A win in court for the FBI doesn’t necessarily mean the government will get what it wants. As the hearing date looms closer, several Apple engineers discussed their options should a decision be made against Apple, and it turns out some would rather quit than hand over access to the government.
The New York Times interviewed several current and former Apple employees, including those working in the mobile and security division, and found their thoughts to resemble Apple’s argument against the Department of Justice’s demands — that it infringes on their freedom of speech. The controversy erupted after a court ordered the Cupertino company to create a backdoor for the FBI to access the San Bernardino shooter’s iPhone.
Although it would be a stunning act of civil disobedience if Apple’s engineers refused to cooperate, it’s not like they would be out of a job for good if they quit working at Apple, as Apple’s former senior product manager told The New York Times.
“If someone attempts to force them to work on something that’s outside their personal values, they can expect to find a position that’s a better fit somewhere else,” Window Snyder said, now the chief security officer at Fastly.
If Apple lost the case and was forced to create “GovtOS,” and its employees quit left and right, it may have a hard time completing that task — which means the FBI would be in a conundrum as well.
“It’s an independent culture and a rebellious one,” said Jean-Louis Gassée, a former engineering manager at Apple, said to The New York Times. “If the government tries to compel testimony or action from these engineers, good luck with that.”
Should the time come for Apple to create a team to build “GovtOS,” Apple’s employees apparently already have a “good idea” on who those defecting employees will be. Of course, if Apple wins, it may never come to that.

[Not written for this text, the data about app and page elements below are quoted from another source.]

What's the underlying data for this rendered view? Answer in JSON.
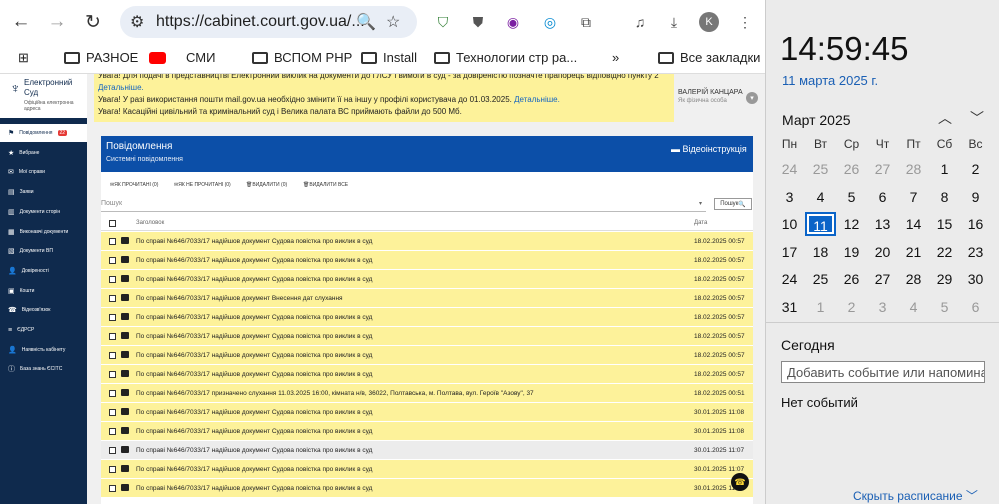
{
  "browser": {
    "url": "https://cabinet.court.gov.ua/...",
    "profile_initial": "K",
    "bookmarks": [
      "РАЗНОЕ",
      "СМИ",
      "ВСПОМ PHP",
      "Install",
      "Технологии стр ра...",
      "Все закладки"
    ]
  },
  "site": {
    "logo": {
      "line1": "Електронний",
      "line2": "Суд",
      "line3": "Офіційна електронна адреса"
    },
    "nav": [
      {
        "label": "Повідомлення",
        "badge": "22"
      },
      {
        "label": "Вибране"
      },
      {
        "label": "Мої справи"
      },
      {
        "label": "Заяви"
      },
      {
        "label": "Документи сторін"
      },
      {
        "label": "Виконавчі документи"
      },
      {
        "label": "Документи ВП"
      },
      {
        "label": "Довіреності"
      },
      {
        "label": "Кошти"
      },
      {
        "label": "Відеозв'язок"
      },
      {
        "label": "ЄДРСР"
      },
      {
        "label": "Наявність кабінету"
      },
      {
        "label": "База знань ЄСІТС"
      }
    ],
    "notice": {
      "line0": "Увага! Для подачі в представництві Електронний виклик на документи до ГЛСУ і вимоги в суд - за довіреністю позначте прапорець відповідно пункту 2",
      "line1_link": "Детальніше.",
      "line2": "Увага! У разі використання пошти mail.gov.ua необхідно змінити її на іншу у профілі користувача до 01.03.2025.",
      "line2_link": "Детальніше.",
      "line3": "Увага! Касаційні цивільний та кримінальний суд і Велика палата ВС приймають файли до 500 Мб."
    },
    "user": {
      "name": "ВАЛЕРІЙ КАНЦАРА",
      "role": "Як фізична особа"
    },
    "panel": {
      "title": "Повідомлення",
      "subtitle": "Системні повідомлення",
      "video": "Відеоінструкція",
      "actions": [
        "ЯК ПРОЧИТАНІ (0)",
        "ЯК НЕ ПРОЧИТАНІ (0)",
        "ВИДАЛИТИ (0)",
        "ВИДАЛИТИ ВСЕ"
      ],
      "search_placeholder": "Пошук",
      "search_button": "Пошук",
      "col_subject": "Заголовок",
      "col_date": "Дата"
    },
    "rows": [
      {
        "s": "По справі №646/7033/17 надійшов документ Судова повістка про виклик в суд",
        "d": "18.02.2025 00:57"
      },
      {
        "s": "По справі №646/7033/17 надійшов документ Судова повістка про виклик в суд",
        "d": "18.02.2025 00:57"
      },
      {
        "s": "По справі №646/7033/17 надійшов документ Судова повістка про виклик в суд",
        "d": "18.02.2025 00:57"
      },
      {
        "s": "По справі №646/7033/17 надійшов документ Внесення дат слухання",
        "d": "18.02.2025 00:57"
      },
      {
        "s": "По справі №646/7033/17 надійшов документ Судова повістка про виклик в суд",
        "d": "18.02.2025 00:57"
      },
      {
        "s": "По справі №646/7033/17 надійшов документ Судова повістка про виклик в суд",
        "d": "18.02.2025 00:57"
      },
      {
        "s": "По справі №646/7033/17 надійшов документ Судова повістка про виклик в суд",
        "d": "18.02.2025 00:57"
      },
      {
        "s": "По справі №646/7033/17 надійшов документ Судова повістка про виклик в суд",
        "d": "18.02.2025 00:57"
      },
      {
        "s": "По справі №646/7033/17 призначено слухання 11.03.2025 16:00, кімната н/в, 36022, Полтавська, м. Полтава, вул. Героїв \"Азову\", 37",
        "d": "18.02.2025 00:51"
      },
      {
        "s": "По справі №646/7033/17 надійшов документ Судова повістка про виклик в суд",
        "d": "30.01.2025 11:08"
      },
      {
        "s": "По справі №646/7033/17 надійшов документ Судова повістка про виклик в суд",
        "d": "30.01.2025 11:08"
      },
      {
        "s": "По справі №646/7033/17 надійшов документ Судова повістка про виклик в суд",
        "d": "30.01.2025 11:07",
        "grey": true
      },
      {
        "s": "По справі №646/7033/17 надійшов документ Судова повістка про виклик в суд",
        "d": "30.01.2025 11:07"
      },
      {
        "s": "По справі №646/7033/17 надійшов документ Судова повістка про виклик в суд",
        "d": "30.01.2025 11:07"
      }
    ]
  },
  "calendar": {
    "time": "14:59:45",
    "date": "11 марта 2025 г.",
    "month": "Март 2025",
    "weekdays": [
      "Пн",
      "Вт",
      "Ср",
      "Чт",
      "Пт",
      "Сб",
      "Вс"
    ],
    "days": [
      [
        "24",
        "25",
        "26",
        "27",
        "28",
        "1",
        "2"
      ],
      [
        "3",
        "4",
        "5",
        "6",
        "7",
        "8",
        "9"
      ],
      [
        "10",
        "11",
        "12",
        "13",
        "14",
        "15",
        "16"
      ],
      [
        "17",
        "18",
        "19",
        "20",
        "21",
        "22",
        "23"
      ],
      [
        "24",
        "25",
        "26",
        "27",
        "28",
        "29",
        "30"
      ],
      [
        "31",
        "1",
        "2",
        "3",
        "4",
        "5",
        "6"
      ]
    ],
    "today_label": "Сегодня",
    "add_placeholder": "Добавить событие или напомина",
    "no_events": "Нет событий",
    "hide": "Скрыть расписание"
  }
}
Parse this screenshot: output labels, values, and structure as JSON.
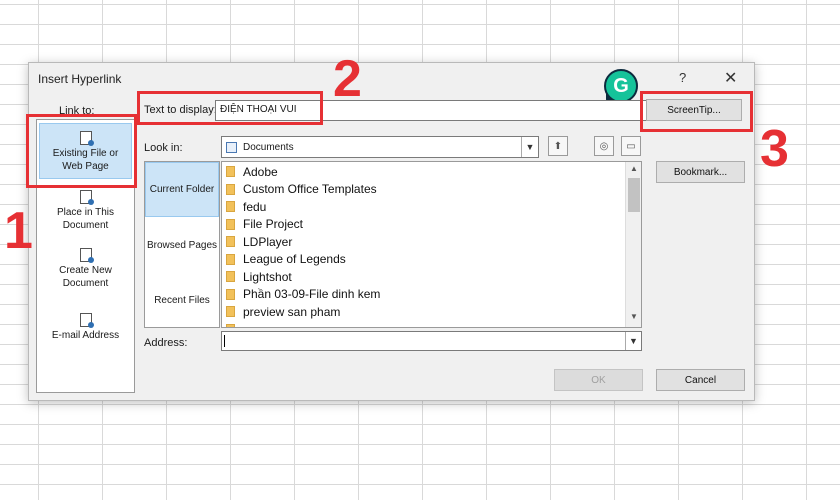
{
  "dialog": {
    "title": "Insert Hyperlink",
    "help": "?",
    "close": "✕"
  },
  "grammarly": {
    "letter": "G"
  },
  "link_to": {
    "label": "Link to:",
    "items": [
      {
        "line1": "Existing File or",
        "line2": "Web Page"
      },
      {
        "line1": "Place in This",
        "line2": "Document"
      },
      {
        "line1": "Create New",
        "line2": "Document"
      },
      {
        "line1": "E-mail Address",
        "line2": ""
      }
    ]
  },
  "text_to_display": {
    "label": "Text to display:",
    "value": "ĐIỆN THOẠI VUI"
  },
  "look_in": {
    "label": "Look in:",
    "value": "Documents"
  },
  "nav": {
    "items": [
      "Current Folder",
      "Browsed Pages",
      "Recent Files"
    ]
  },
  "files": [
    "Adobe",
    "Custom Office Templates",
    "fedu",
    "File Project",
    "LDPlayer",
    "League of Legends",
    "Lightshot",
    "Phần 03-09-File dinh kem",
    "preview san pham"
  ],
  "address": {
    "label": "Address:",
    "value": ""
  },
  "buttons": {
    "screentip": "ScreenTip...",
    "bookmark": "Bookmark...",
    "ok": "OK",
    "cancel": "Cancel"
  },
  "annotations": {
    "one": "1",
    "two": "2",
    "three": "3"
  },
  "colors": {
    "annotation": "#e63034",
    "selection": "#cce4f7",
    "grammarly": "#15c39a"
  }
}
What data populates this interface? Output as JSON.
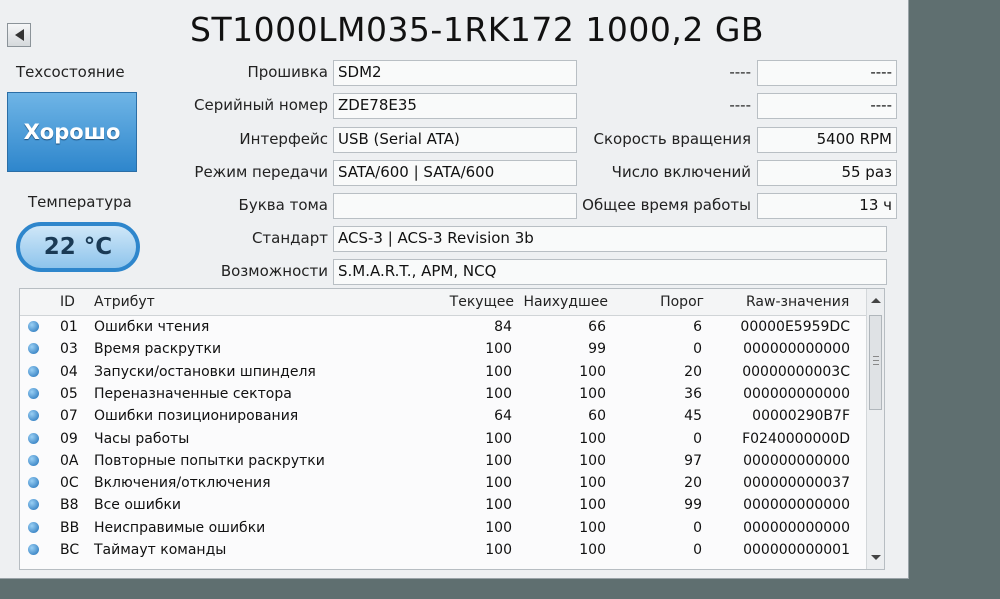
{
  "title": "ST1000LM035-1RK172 1000,2 GB",
  "health": {
    "label": "Техсостояние",
    "value": "Хорошо"
  },
  "temperature": {
    "label": "Температура",
    "value": "22 °C"
  },
  "fields_left": [
    {
      "label": "Прошивка",
      "value": "SDM2"
    },
    {
      "label": "Серийный номер",
      "value": "ZDE78E35"
    },
    {
      "label": "Интерфейс",
      "value": "USB (Serial ATA)"
    },
    {
      "label": "Режим передачи",
      "value": "SATA/600 | SATA/600"
    },
    {
      "label": "Буква тома",
      "value": ""
    },
    {
      "label": "Стандарт",
      "value": "ACS-3 | ACS-3 Revision 3b"
    },
    {
      "label": "Возможности",
      "value": "S.M.A.R.T., APM, NCQ"
    }
  ],
  "fields_right": [
    {
      "label": "----",
      "value": "----"
    },
    {
      "label": "----",
      "value": "----"
    },
    {
      "label": "Скорость вращения",
      "value": "5400 RPM"
    },
    {
      "label": "Число включений",
      "value": "55 раз"
    },
    {
      "label": "Общее время работы",
      "value": "13 ч"
    }
  ],
  "table": {
    "headers": [
      "ID",
      "Атрибут",
      "Текущее",
      "Наихудшее",
      "Порог",
      "Raw-значения"
    ],
    "rows": [
      [
        "01",
        "Ошибки чтения",
        "84",
        "66",
        "6",
        "00000E5959DC"
      ],
      [
        "03",
        "Время раскрутки",
        "100",
        "99",
        "0",
        "000000000000"
      ],
      [
        "04",
        "Запуски/остановки шпинделя",
        "100",
        "100",
        "20",
        "00000000003C"
      ],
      [
        "05",
        "Переназначенные сектора",
        "100",
        "100",
        "36",
        "000000000000"
      ],
      [
        "07",
        "Ошибки позиционирования",
        "64",
        "60",
        "45",
        "00000290B7F"
      ],
      [
        "09",
        "Часы работы",
        "100",
        "100",
        "0",
        "F0240000000D"
      ],
      [
        "0A",
        "Повторные попытки раскрутки",
        "100",
        "100",
        "97",
        "000000000000"
      ],
      [
        "0C",
        "Включения/отключения",
        "100",
        "100",
        "20",
        "000000000037"
      ],
      [
        "B8",
        "Все ошибки",
        "100",
        "100",
        "99",
        "000000000000"
      ],
      [
        "BB",
        "Неисправимые ошибки",
        "100",
        "100",
        "0",
        "000000000000"
      ],
      [
        "BC",
        "Таймаут команды",
        "100",
        "100",
        "0",
        "000000000001"
      ]
    ]
  },
  "colors": {
    "health_bg": "#2e86cc",
    "status_dot": "#1f6fb7"
  },
  "icons": {
    "prev": "triangle-left-icon",
    "status": "blue-dot-icon"
  }
}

The hearing is scheduled for March 22, a day after Apple’s media event that will showcase the company’s highly-anticipated new products.